Postcards on leather, 1906

The Sandford correspondence reveals how important it was to the family to stay in touch. Their letters were often many pages long, and they sometimes began by noting how much time had elapsed since they’d last written. Their company notebooks even include samples of cards reminding recipients that they haven’t been heard from for a long time, and that a note would be greatly appreciated. They seemed as preoccupied with their handwritten notes as we are now with e-mail and texting.

Postcard, 1911

John Joseph Sandford, who left his East Coast home in the early 1900s to study engineering in Rolla, Missouri, provided evidence of something else that hasn’t changed over the years. His letters were filled with pleas for money, mostly sums of $25.00. Other than the small amounts, the letters could have come from any college student today.

Postcard, 1909

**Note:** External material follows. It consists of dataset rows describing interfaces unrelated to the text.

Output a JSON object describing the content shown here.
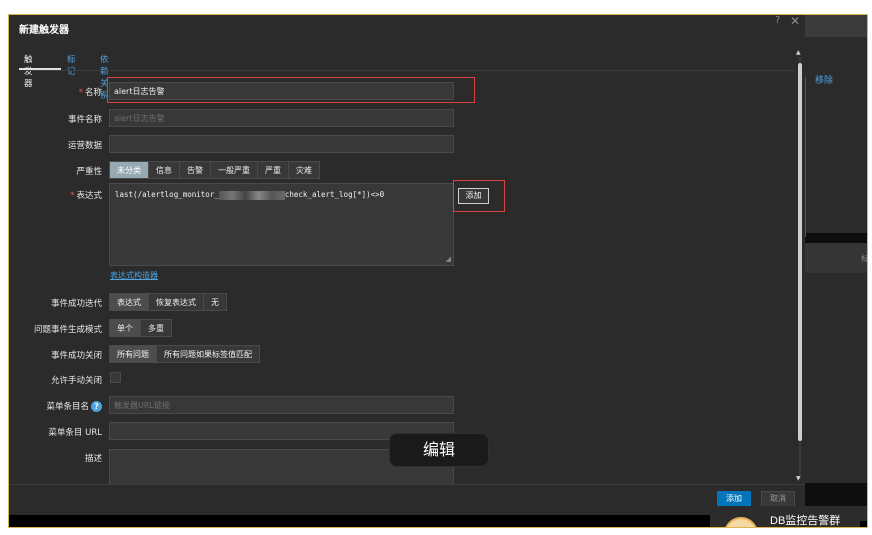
{
  "dialog": {
    "title": "新建触发器",
    "help": "?",
    "close": "✕"
  },
  "tabs": [
    "触发器",
    "标记",
    "依赖关系"
  ],
  "form": {
    "name_label": "名称",
    "name_value": "alert日志告警",
    "event_name_label": "事件名称",
    "event_name_placeholder": "alert日志告警",
    "opdata_label": "运营数据",
    "severity_label": "严重性",
    "severity_options": [
      "未分类",
      "信息",
      "告警",
      "一般严重",
      "严重",
      "灾难"
    ],
    "severity_selected": "未分类",
    "expression_label": "表达式",
    "expression_prefix": "last(/alertlog_monitor_",
    "expression_suffix": "check_alert_log[*])<>0",
    "add_label": "添加",
    "expr_builder_link": "表达式构造器",
    "ok_event_label": "事件成功迭代",
    "ok_event_options": [
      "表达式",
      "恢复表达式",
      "无"
    ],
    "problem_mode_label": "问题事件生成模式",
    "problem_mode_options": [
      "单个",
      "多重"
    ],
    "ok_close_label": "事件成功关闭",
    "ok_close_options": [
      "所有问题",
      "所有问题如果标签值匹配"
    ],
    "manual_close_label": "允许手动关闭",
    "url_name_label": "菜单条目名",
    "url_name_placeholder": "触发器URL链接",
    "url_label": "菜单条目 URL",
    "desc_label": "描述"
  },
  "footer": {
    "add": "添加",
    "cancel": "取消"
  },
  "tooltip": "编辑",
  "background": {
    "remove_link": "移除",
    "chat_text": "DB监控告警群",
    "side_label": "标"
  },
  "colors": {
    "accent": "#0275b8",
    "link": "#4fa3e0",
    "required": "#e45959",
    "highlight_box": "#d64545",
    "frame": "#d9b652"
  }
}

Nancy Beardsley commented, “I was struck by how well the writers expressed themselves regardless of age or education. The time and care they devoted to communicating with one another seemed perfectly fitting for a family that founded a greeting card company.”

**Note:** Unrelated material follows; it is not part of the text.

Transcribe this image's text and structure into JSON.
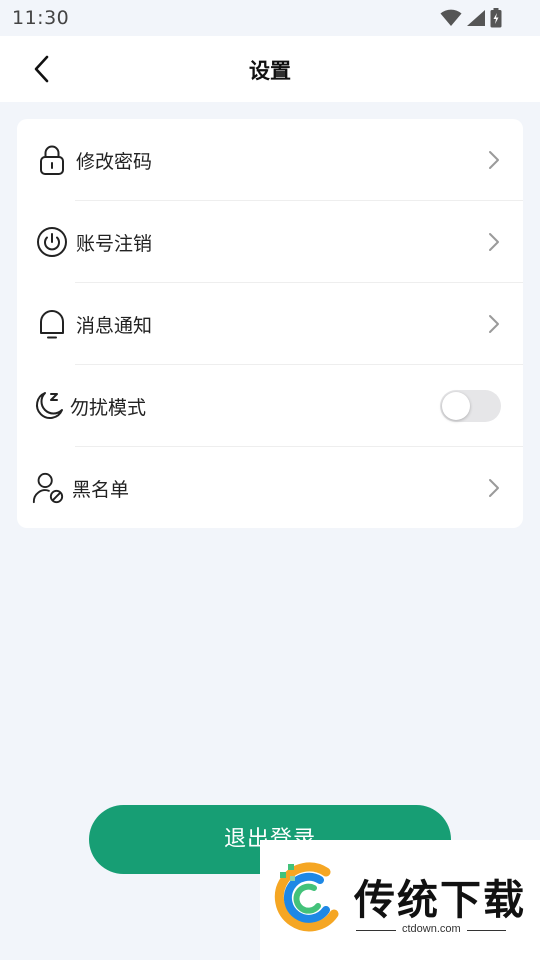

Man and woman filling orders at Sandford Greeting Card Company, photoprint, ca. 1910

Friday, February 1, 2013

Fiesta, Fiesta in the Elayne Zorn Collection

On February 2nd 1989, anthropologist Elayne Zorn walked through the city of Puno, Peru equipped with her camera and recording device.  Every February, at an elevation of 12,556 feet, the Andean city is host to the Fiesta de la Virgen de la Candelaria, or Candlemas which is considered one of the largest festivals in South America.  Candelaria draws hundreds of dance groups and tourists every year to Puno, a city and region Zorn was very familiar with. Zorn spent many years and much of her professional career as a museum collector and anthropologist in the Andean regions of Peru and Bolivia. Although it was her interest in textiles and traditional weaving techniques that first brought Zorn to the Island of Taquile in Peru, she was also a musician and took a great interest in festivals.

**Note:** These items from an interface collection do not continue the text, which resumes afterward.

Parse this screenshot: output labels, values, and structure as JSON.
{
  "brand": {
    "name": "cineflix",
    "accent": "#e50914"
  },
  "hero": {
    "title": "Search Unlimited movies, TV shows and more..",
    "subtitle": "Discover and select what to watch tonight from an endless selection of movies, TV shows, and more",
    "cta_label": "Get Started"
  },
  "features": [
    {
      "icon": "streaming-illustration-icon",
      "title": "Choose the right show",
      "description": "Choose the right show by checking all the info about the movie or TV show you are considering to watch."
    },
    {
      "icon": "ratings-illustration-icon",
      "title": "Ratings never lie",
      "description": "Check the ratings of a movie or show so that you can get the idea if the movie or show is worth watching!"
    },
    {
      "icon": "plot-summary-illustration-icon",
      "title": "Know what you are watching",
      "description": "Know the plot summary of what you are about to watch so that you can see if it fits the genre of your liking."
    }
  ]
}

Personally, I am also interested in festivals. Having studied and participated in street performance in the past I can say there is nothing quite like the thrill of an outdoor crowd. So as I was processing her collection I was immediately drawn to Zorn’s many photographs and audio recordings of the fiestas she attended. Many of the recordings Zorn made feature traditional Andean instruments including the charango, a stringed instrument, sikus, pan pipes and quenas, flute like instruments pictured below. 

Photo by Elayne Zorn. Puno, Peru, 1989. Elayne Zorn collection, Box 47 (S16285)

As a textile enthusiast, Zorn took hundreds of photographs of the traditional outfits worn by both woman and men on festival days.  Zorn writes in her book, Weaving a Future, that audiences at major Puno folklore events would distinguish Taquileans by their clothing, “which tells runa and mestizos the performers’ community of origin.”  (Page 51)

Photo by Elayne Zorn. Puno, Peru, 1989. Elayne Zorn collection, Box 47 (S16277)

Zorn’s collection came to the National Museum of the American Indian as a donation by her son and included both objects and archival materials.  The archival material, measuring about 11 linear feet and containing tens of thousands of photographic objects including negatives, slides and prints as well as audio and video cassettes, documents Zorn’s professional and student activity from 1975 until 2010. In addition to attending festivals, Zorn developed a long association with the community in Taquile,  and spent a significant amount of time conducting field research in Andean communities in Bolivia examining the relationships between tourism and textiles.

Photo by Elayne Zorn. Puno, Peru, 1989. Elayne Zorn collection, Box 47 (S16259)

The Elayne Zorn collection is a wonderful addition to the National Museum of the American Indian archive center. If you would like to learn more about the collection, the finding aid can be accessed here or the NMAI archive center can be reached at

~Rachel Menyuk, Archive Technician NMAI Archive Center